Pet parents should immediately contact a local veterinarian or pet shelter if a pet is injured. While a veterinarian should be the first point of contact, local shelters often become hubs for animal care during a disaster and will likely have veterinarians on-site to help treat injured pets.
Beyond our role as a pet food company, we believe in helping pets live their best lives any way we can. While our expertise is creating science-based pet nutrition, we also support the pets and people impacted by a disaster, and we are grateful to partner with shelters, veterinary hospitals, nonprofits, and governmental organizations to ensure that pets and shelter animals are fed and cared for. Established in 2013 through the Food, Shelter & Love program, Hill’s Disaster Relief Network is a first-of-its-kind network that has provided more than 400,000 pounds of food in response to more than 100 disasters nationwide.
It’s part of Hill's mission to provide pets with the best care humanly possible. We’ve always responded to disasters around the world but created the Disaster Relief Network in 2013 to provide a more structured response to communities impacted by disaster in North America. As a direct extension of Hill’s Food, Shelter & Love program, the Network initially partnered with 100 shelters that were already responding in times of crisis, providing them with free Hill’s products to help meet the needs of pets in their care. Today, we work with many more organizations including veterinary clinics, nonprofits and governmental entities that are also focused on animal welfare.
We’re always looking for new opportunities to help more pets. If you work at a shelter and are interested in becoming part of our Hill’s Food, Shelter & Love program, please visit our shelter portal page.
Is your pet ready for an emergency?

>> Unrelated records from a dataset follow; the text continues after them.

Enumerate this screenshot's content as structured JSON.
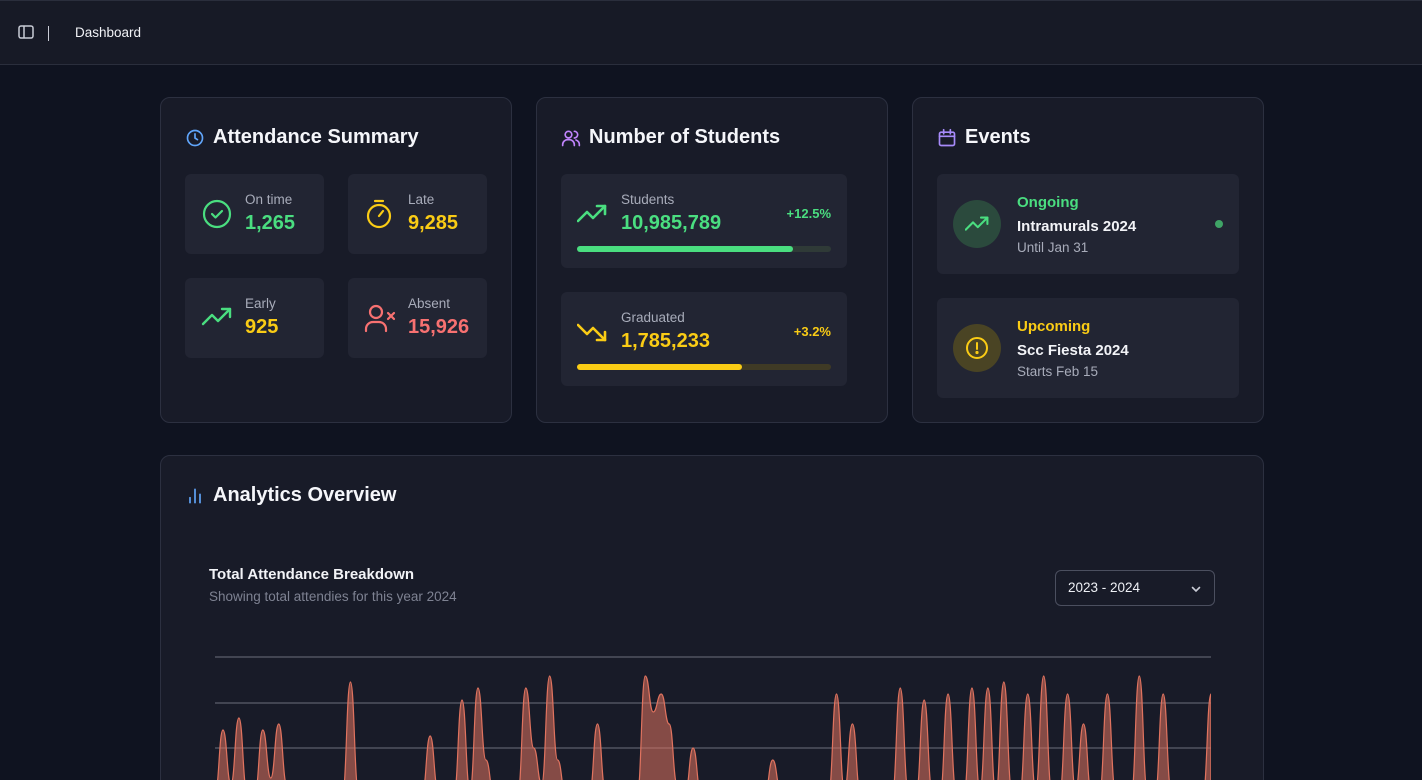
{
  "header": {
    "breadcrumb": "Dashboard",
    "toggle_icon": "sidebar-toggle-icon"
  },
  "attendance": {
    "title": "Attendance Summary",
    "icon": "clock-icon",
    "items": [
      {
        "label": "On time",
        "value": "1,265",
        "icon": "check-circle-icon",
        "color": "#4ade80"
      },
      {
        "label": "Late",
        "value": "9,285",
        "icon": "stopwatch-icon",
        "color": "#facc15"
      },
      {
        "label": "Early",
        "value": "925",
        "icon": "trending-up-icon",
        "color": "#facc15"
      },
      {
        "label": "Absent",
        "value": "15,926",
        "icon": "user-x-icon",
        "color": "#f87171"
      }
    ]
  },
  "students": {
    "title": "Number of Students",
    "icon": "users-icon",
    "items": [
      {
        "label": "Students",
        "value": "10,985,789",
        "change": "+12.5%",
        "progress": 0.85,
        "color": "#4ade80"
      },
      {
        "label": "Graduated",
        "value": "1,785,233",
        "change": "+3.2%",
        "progress": 0.65,
        "color": "#facc15"
      }
    ]
  },
  "events": {
    "title": "Events",
    "icon": "calendar-icon",
    "items": [
      {
        "status": "Ongoing",
        "name": "Intramurals 2024",
        "date": "Until Jan 31",
        "color": "#4ade80"
      },
      {
        "status": "Upcoming",
        "name": "Scc Fiesta 2024",
        "date": "Starts Feb 15",
        "color": "#facc15"
      }
    ]
  },
  "analytics": {
    "title": "Analytics Overview",
    "icon": "bar-chart-icon",
    "chart_title": "Total Attendance Breakdown",
    "chart_subtitle": "Showing total attendies for this year 2024",
    "year_select": "2023 - 2024"
  },
  "chart_data": {
    "type": "area",
    "grid": true,
    "series": [
      {
        "color": "#e0735f",
        "values": [
          0.02,
          0.55,
          0.1,
          0.65,
          0.05,
          0.02,
          0.55,
          0.15,
          0.6,
          0.1,
          0.04,
          0.02,
          0.02,
          0.02,
          0.02,
          0.02,
          0.02,
          0.95,
          0.05,
          0.02,
          0.02,
          0.02,
          0.02,
          0.02,
          0.02,
          0.02,
          0.02,
          0.5,
          0.05,
          0.02,
          0.02,
          0.8,
          0.05,
          0.9,
          0.3,
          0.02,
          0.02,
          0.02,
          0.02,
          0.9,
          0.4,
          0.1,
          1.0,
          0.3,
          0.02,
          0.02,
          0.02,
          0.02,
          0.6,
          0.05,
          0.02,
          0.02,
          0.02,
          0.02,
          1.0,
          0.7,
          0.85,
          0.6,
          0.1,
          0.02,
          0.4,
          0.02,
          0.02,
          0.02,
          0.02,
          0.02,
          0.02,
          0.02,
          0.02,
          0.02,
          0.3,
          0.05,
          0.02,
          0.02,
          0.02,
          0.02,
          0.02,
          0.02,
          0.85,
          0.05,
          0.6,
          0.02,
          0.02,
          0.02,
          0.02,
          0.02,
          0.9,
          0.05,
          0.02,
          0.8,
          0.05,
          0.02,
          0.85,
          0.05,
          0.02,
          0.9,
          0.05,
          0.9,
          0.02,
          0.95,
          0.05,
          0.02,
          0.85,
          0.05,
          1.0,
          0.05,
          0.02,
          0.85,
          0.05,
          0.6,
          0.02,
          0.02,
          0.85,
          0.05,
          0.02,
          0.02,
          1.0,
          0.05,
          0.02,
          0.85,
          0.05,
          0.02,
          0.02,
          0.02,
          0.02,
          0.85
        ]
      },
      {
        "color": "#2a9d8f",
        "values": [
          0.02,
          0.02,
          0.02,
          0.02,
          0.02,
          0.02,
          0.02,
          0.02,
          0.02,
          0.02,
          0.02,
          0.02,
          0.02,
          0.02,
          0.02,
          0.02,
          0.02,
          0.02,
          0.02,
          0.02,
          0.02,
          0.02,
          0.02,
          0.02,
          0.02,
          0.02,
          0.02,
          0.02,
          0.02,
          0.02,
          0.02,
          0.02,
          0.02,
          0.02,
          0.02,
          0.02,
          0.02,
          0.02,
          0.02,
          0.02,
          0.02,
          0.02,
          0.02,
          0.02,
          0.02,
          0.02,
          0.02,
          0.02,
          0.02,
          0.02,
          0.02,
          0.02,
          0.02,
          0.02,
          0.02,
          0.02,
          0.02,
          0.02,
          0.02,
          0.02,
          0.02,
          0.02,
          0.02,
          0.02,
          0.02,
          0.02,
          0.02,
          0.02,
          0.02,
          0.02,
          0.02,
          0.02,
          0.02,
          0.02,
          0.02,
          0.02,
          0.02,
          0.02,
          0.02,
          0.02,
          0.02,
          0.02,
          0.02,
          0.02,
          0.02,
          0.02,
          0.02,
          0.02,
          0.02,
          0.02,
          0.02,
          0.02,
          0.02,
          0.02,
          0.02,
          0.02,
          0.02,
          0.02,
          0.02,
          0.02,
          0.02,
          0.02,
          0.02,
          0.02,
          0.02,
          0.02,
          0.02,
          0.02,
          0.02,
          0.02,
          0.02,
          0.02,
          0.02,
          0.02,
          0.02,
          0.02,
          0.02,
          0.02,
          0.02,
          0.02,
          0.02,
          0.02,
          0.02,
          0.02,
          0.02,
          0.02
        ]
      }
    ]
  }
}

No one wants to think about a disaster, but the proper precautions can keep your pet safe and add peace of mind to your everyday life. Check out our page with helpful resources to prepare you and your pet.